» **Required action**:
Copy out the entries exactly. Print them in full.
:: Dataset content ::
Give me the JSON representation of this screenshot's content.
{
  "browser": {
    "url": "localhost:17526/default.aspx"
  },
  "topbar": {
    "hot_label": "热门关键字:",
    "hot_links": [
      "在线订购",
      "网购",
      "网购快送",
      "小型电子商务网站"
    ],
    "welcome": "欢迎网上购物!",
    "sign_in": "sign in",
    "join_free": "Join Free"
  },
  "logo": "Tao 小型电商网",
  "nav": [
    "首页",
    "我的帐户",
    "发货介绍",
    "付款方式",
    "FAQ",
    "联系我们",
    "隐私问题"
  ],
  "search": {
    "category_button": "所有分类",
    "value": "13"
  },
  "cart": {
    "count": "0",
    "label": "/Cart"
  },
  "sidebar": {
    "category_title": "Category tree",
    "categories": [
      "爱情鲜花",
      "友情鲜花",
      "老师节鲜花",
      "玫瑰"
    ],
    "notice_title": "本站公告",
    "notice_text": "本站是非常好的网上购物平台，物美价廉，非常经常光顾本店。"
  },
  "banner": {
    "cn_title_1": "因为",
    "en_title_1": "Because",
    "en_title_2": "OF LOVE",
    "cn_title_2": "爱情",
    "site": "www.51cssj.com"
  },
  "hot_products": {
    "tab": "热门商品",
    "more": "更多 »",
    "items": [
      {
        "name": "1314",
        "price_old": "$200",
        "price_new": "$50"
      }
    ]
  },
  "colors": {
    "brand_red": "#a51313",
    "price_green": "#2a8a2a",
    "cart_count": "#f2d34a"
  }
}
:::
» **Output of the exercise**:
Give me the JSON representation of this screenshot's content.
{
  "browser": {
    "url": "localhost:17526/default.aspx"
  },
  "topbar": {
    "hot_label": "热门关键字:",
    "hot_links": [
      "在线订购",
      "网购",
      "网购快送",
      "小型电子商务网站"
    ],
    "welcome": "欢迎网上购物!",
    "sign_in": "sign in",
    "join_free": "Join Free"
  },
  "logo": "Tao 小型电商网",
  "nav": [
    "首页",
    "我的帐户",
    "发货介绍",
    "付款方式",
    "FAQ",
    "联系我们",
    "隐私问题"
  ],
  "search": {
    "category_button": "所有分类",
    "value": "13"
  },
  "cart": {
    "count": "0",
    "label": "/Cart"
  },
  "sidebar": {
    "category_title": "Category tree",
    "categories": [
      "爱情鲜花",
      "友情鲜花",
      "老师节鲜花",
      "玫瑰"
    ],
    "notice_title": "本站公告",
    "notice_text": "本站是非常好的网上购物平台，物美价廉，非常经常光顾本店。"
  },
  "banner": {
    "cn_title_1": "因为",
    "en_title_1": "Because",
    "en_title_2": "OF LOVE",
    "cn_title_2": "爱情",
    "site": "www.51cssj.com"
  },
  "hot_products": {
    "tab": "热门商品",
    "more": "更多 »",
    "items": [
      {
        "name": "1314",
        "price_old": "$200",
        "price_new": "$50"
      }
    ]
  },
  "colors": {
    "brand_red": "#a51313",
    "price_green": "#2a8a2a",
    "cart_count": "#f2d34a"
  }
}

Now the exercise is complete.